**WHAT IS EXPECTED:**
Wherever the word "CONTACT" appears in the entries, copy the whole line.

**TASK INPUTS:**
[Start of Attachment]

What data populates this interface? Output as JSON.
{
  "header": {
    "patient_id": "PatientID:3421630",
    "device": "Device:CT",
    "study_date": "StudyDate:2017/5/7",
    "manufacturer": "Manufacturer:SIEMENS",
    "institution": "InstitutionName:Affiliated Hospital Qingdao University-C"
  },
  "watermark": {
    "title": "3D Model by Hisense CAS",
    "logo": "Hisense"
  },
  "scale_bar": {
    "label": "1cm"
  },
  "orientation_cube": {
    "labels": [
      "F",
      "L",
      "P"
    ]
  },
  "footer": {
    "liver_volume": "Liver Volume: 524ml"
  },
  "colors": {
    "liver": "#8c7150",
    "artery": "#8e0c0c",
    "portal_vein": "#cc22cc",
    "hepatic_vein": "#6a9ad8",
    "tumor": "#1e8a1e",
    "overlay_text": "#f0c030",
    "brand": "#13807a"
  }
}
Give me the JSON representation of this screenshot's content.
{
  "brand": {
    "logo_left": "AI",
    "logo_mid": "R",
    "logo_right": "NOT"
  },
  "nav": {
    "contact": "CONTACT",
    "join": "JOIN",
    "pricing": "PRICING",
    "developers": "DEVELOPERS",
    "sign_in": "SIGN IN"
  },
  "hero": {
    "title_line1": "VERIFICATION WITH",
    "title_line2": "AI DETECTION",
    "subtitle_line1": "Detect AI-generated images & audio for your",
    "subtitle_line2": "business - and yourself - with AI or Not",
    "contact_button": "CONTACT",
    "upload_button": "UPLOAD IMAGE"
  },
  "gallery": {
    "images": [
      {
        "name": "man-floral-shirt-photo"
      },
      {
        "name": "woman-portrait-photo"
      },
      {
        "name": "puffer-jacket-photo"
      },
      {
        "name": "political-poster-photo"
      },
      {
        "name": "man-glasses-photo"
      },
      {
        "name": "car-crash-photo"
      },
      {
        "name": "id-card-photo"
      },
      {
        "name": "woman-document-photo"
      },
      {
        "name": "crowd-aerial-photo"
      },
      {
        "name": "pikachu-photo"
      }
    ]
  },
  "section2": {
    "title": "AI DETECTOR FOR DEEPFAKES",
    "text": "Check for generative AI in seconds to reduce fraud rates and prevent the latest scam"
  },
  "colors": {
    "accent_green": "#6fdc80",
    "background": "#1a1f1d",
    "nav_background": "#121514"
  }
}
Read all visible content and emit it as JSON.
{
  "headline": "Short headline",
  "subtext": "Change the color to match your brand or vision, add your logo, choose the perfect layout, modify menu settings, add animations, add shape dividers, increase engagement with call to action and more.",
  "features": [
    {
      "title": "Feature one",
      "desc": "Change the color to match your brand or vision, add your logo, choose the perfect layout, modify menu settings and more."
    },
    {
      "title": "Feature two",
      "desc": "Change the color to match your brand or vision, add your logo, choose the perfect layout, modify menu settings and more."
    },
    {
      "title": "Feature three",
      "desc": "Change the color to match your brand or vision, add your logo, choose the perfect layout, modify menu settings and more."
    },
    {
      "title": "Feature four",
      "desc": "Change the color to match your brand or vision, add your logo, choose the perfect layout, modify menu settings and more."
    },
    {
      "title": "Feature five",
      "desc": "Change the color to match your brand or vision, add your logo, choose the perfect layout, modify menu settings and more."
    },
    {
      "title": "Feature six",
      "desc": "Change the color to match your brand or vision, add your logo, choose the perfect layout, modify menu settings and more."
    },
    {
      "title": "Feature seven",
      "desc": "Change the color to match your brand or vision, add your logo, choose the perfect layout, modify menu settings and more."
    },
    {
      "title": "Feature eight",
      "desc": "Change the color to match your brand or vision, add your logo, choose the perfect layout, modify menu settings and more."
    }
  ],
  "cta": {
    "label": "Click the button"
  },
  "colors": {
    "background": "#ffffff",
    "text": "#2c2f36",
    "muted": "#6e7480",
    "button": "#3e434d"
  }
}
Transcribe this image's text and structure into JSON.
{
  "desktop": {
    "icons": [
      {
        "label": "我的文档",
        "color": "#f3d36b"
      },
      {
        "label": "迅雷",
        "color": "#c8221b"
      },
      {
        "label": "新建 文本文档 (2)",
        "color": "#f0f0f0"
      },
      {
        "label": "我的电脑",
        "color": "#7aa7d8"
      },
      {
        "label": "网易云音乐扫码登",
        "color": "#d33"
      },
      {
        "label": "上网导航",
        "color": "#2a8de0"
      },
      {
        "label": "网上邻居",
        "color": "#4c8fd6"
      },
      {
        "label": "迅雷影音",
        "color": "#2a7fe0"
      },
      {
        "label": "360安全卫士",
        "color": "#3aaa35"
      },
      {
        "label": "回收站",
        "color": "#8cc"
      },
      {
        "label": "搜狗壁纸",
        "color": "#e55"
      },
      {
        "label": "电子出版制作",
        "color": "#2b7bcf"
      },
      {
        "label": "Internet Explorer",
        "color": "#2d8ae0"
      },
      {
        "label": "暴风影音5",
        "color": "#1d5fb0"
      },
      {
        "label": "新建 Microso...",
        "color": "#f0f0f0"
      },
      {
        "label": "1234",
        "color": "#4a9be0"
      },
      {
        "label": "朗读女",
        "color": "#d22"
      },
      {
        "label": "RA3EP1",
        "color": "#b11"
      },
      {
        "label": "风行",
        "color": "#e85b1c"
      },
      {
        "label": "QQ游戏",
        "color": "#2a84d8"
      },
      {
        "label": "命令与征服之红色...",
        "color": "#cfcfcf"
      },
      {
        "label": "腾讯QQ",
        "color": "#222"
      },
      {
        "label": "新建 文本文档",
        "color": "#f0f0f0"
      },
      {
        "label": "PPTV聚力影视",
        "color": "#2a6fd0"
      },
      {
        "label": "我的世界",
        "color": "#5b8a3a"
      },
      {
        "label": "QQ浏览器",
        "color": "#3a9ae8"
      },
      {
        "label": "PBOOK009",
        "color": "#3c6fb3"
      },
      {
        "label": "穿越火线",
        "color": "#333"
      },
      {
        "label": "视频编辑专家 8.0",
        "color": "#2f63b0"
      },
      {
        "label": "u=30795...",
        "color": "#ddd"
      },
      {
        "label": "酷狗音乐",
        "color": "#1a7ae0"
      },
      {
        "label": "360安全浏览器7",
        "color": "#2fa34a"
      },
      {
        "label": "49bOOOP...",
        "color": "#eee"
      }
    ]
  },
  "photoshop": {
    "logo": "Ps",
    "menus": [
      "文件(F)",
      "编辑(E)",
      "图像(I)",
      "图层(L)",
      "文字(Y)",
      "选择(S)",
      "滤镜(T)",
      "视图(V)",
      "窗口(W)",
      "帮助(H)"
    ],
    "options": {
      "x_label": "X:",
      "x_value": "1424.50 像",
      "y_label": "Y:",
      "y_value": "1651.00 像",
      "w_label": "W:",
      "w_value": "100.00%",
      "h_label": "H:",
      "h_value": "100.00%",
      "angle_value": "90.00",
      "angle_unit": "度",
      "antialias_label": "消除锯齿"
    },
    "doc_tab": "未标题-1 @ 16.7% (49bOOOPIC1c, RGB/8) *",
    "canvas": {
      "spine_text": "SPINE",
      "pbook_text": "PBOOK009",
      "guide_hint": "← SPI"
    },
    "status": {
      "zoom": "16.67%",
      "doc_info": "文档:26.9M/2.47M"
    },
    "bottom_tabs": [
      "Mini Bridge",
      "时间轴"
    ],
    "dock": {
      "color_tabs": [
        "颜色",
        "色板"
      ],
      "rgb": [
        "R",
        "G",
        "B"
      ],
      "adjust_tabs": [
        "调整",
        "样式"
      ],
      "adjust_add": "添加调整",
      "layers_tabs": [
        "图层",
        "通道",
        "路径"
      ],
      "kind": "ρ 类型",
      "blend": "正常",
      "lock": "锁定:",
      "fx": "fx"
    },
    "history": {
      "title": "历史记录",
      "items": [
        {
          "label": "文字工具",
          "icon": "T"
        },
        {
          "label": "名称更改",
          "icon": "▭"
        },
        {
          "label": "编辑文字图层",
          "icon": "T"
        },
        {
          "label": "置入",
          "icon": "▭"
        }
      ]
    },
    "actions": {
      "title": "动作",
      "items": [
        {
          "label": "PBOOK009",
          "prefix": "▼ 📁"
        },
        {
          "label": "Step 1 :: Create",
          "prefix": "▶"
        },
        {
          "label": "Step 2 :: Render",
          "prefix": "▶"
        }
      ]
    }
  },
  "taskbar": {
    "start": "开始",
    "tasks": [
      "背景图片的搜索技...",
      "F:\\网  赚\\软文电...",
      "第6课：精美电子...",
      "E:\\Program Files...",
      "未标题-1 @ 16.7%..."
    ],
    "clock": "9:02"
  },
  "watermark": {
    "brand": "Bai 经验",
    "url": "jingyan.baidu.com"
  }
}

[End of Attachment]

**EXERCISE SOLUTION:**
    "contact": "CONTACT",
    "contact_button": "CONTACT",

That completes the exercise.